\end{equation}

## Radar cross section examples

### Flat plate.

\begin{equation}\label{eqn:chapter2Notes:960}

\sigma_{\textrm{max}} = \frac{4 \pi \lr{L W}^2}{\lambda^2}

\end{equation}

### Sphere.

In the optical limit the radar cross section for a sphere

\begin{equation}\label{eqn:chapter2Notes:980}

\sigma_{\textrm{max}} = \pi r^2

\end{equation}

Note that this is smaller than the physical area \( 4 \pi r^2 \).

### Cylinder.

\begin{equation}\label{eqn:chapter2Notes:1000}

\sigma_{\textrm{max}} = \frac{ 2 \pi r h^2}{\lambda}

\end{equation}

### Tridedral corner reflector

\begin{equation}\label{eqn:chapter2Notes:1020}

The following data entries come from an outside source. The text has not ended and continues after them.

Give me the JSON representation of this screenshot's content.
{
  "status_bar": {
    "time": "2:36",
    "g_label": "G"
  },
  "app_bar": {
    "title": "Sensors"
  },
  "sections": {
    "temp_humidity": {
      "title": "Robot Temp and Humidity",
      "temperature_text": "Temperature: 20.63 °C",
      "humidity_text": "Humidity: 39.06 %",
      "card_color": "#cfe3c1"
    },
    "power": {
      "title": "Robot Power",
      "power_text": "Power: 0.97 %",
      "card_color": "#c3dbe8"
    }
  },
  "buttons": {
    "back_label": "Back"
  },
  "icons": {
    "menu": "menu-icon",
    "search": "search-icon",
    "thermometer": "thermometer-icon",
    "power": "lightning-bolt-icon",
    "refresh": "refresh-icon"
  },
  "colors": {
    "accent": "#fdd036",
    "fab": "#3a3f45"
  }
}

\sigma_{\textrm{max}} = \frac{ 4 \pi L^4}{3 \lambda^2}

\end{equation}

## Scattering from a sphere vs frequency

Frequency dependence of spherical scattering is sketched in fig. 10.

- Low frequency (or small particles): Rayleigh\begin{equation}\label{eqn:chapter2Notes:1040}

\sigma = \lr{\pi r^2} 7.11 \lr{\kappa r}^4, \qquad \kappa = 2 \pi/\lambda.

\end{equation} - Mie scattering (resonance),\begin{equation}\label{eqn:chapter2Notes:1060}

\sigma_{\textrm{max}}(A) = 4 \pi r^2

\end{equation}

\begin{equation}\label{eqn:chapter2Notes:1080}

\sigma_{\textrm{max}}(B) = 0.26 \pi r^2.

\end{equation} - optical limit ( \(r \gg \lambda\) )\begin{equation}\label{eqn:chapter2Notes:1100}

\sigma = \pi r^2.

\end{equation}

FIXME: Do I have a derivation of this in my optics notes?

## Notation

- Time average.

Both Prof. Eleftheriades

and the text [1] use square brackets \( [\cdots] \) for time averages, not \( <\cdots> \). Was that an engineering convention? - Prof. Eleftheriades

writes \(\Omega\) as a circle floating above a face up square bracket, as in fig. 1, and \( \sigma \) like a number 6, as in fig. 1. - Bold vectors are usually phasors, with (bold) calligraphic script used for the time domain fields. Example: \( \BE(x,y,z,t) = \ecap E(x,y) e^{j \lr{\omega t – k z}}, \boldsymbol{\mathcal{E}}(x, y, z, t) = \textrm{Re} \BE \).

# References

[1] Constantine A Balanis. *Antenna theory: analysis and design*. John Wiley \& Sons, 3rd edition, 2005.

[3] David Jeffrey Griffiths and Reed College. *Introduction to electrodynamics*. Prentice hall Upper Saddle River, NJ, 3rd edition, 1999.

[4] J.D. Irwin. *Basic Engineering Circuit Analysis*. MacMillian, 1993.

[5] JD Jackson. *Classical Electrodynamics*. John Wiley and Sons, 2nd edition, 1975.

[6] L.D. Landau and E.M. Lifshitz. *The classical theory of fields*. Butterworth-Heinemann, 1980. ISBN 0750627689.